Data to examine>
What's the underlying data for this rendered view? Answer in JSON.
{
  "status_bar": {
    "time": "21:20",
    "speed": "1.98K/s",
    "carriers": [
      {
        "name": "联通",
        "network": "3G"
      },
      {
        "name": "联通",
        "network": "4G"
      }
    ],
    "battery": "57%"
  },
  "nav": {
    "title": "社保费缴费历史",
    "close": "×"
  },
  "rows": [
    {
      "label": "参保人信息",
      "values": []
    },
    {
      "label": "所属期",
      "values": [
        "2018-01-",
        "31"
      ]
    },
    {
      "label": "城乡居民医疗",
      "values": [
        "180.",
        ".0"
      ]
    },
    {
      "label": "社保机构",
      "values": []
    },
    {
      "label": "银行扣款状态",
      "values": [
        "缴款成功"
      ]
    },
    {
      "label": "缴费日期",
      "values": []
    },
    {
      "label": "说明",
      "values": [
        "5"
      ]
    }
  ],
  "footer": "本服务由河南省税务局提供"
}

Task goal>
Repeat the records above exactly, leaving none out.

Answer to this problem>
What's the underlying data for this rendered view? Answer in JSON.
{
  "status_bar": {
    "time": "21:20",
    "speed": "1.98K/s",
    "carriers": [
      {
        "name": "联通",
        "network": "3G"
      },
      {
        "name": "联通",
        "network": "4G"
      }
    ],
    "battery": "57%"
  },
  "nav": {
    "title": "社保费缴费历史",
    "close": "×"
  },
  "rows": [
    {
      "label": "参保人信息",
      "values": []
    },
    {
      "label": "所属期",
      "values": [
        "2018-01-",
        "31"
      ]
    },
    {
      "label": "城乡居民医疗",
      "values": [
        "180.",
        ".0"
      ]
    },
    {
      "label": "社保机构",
      "values": []
    },
    {
      "label": "银行扣款状态",
      "values": [
        "缴款成功"
      ]
    },
    {
      "label": "缴费日期",
      "values": []
    },
    {
      "label": "说明",
      "values": [
        "5"
      ]
    }
  ],
  "footer": "本服务由河南省税务局提供"
}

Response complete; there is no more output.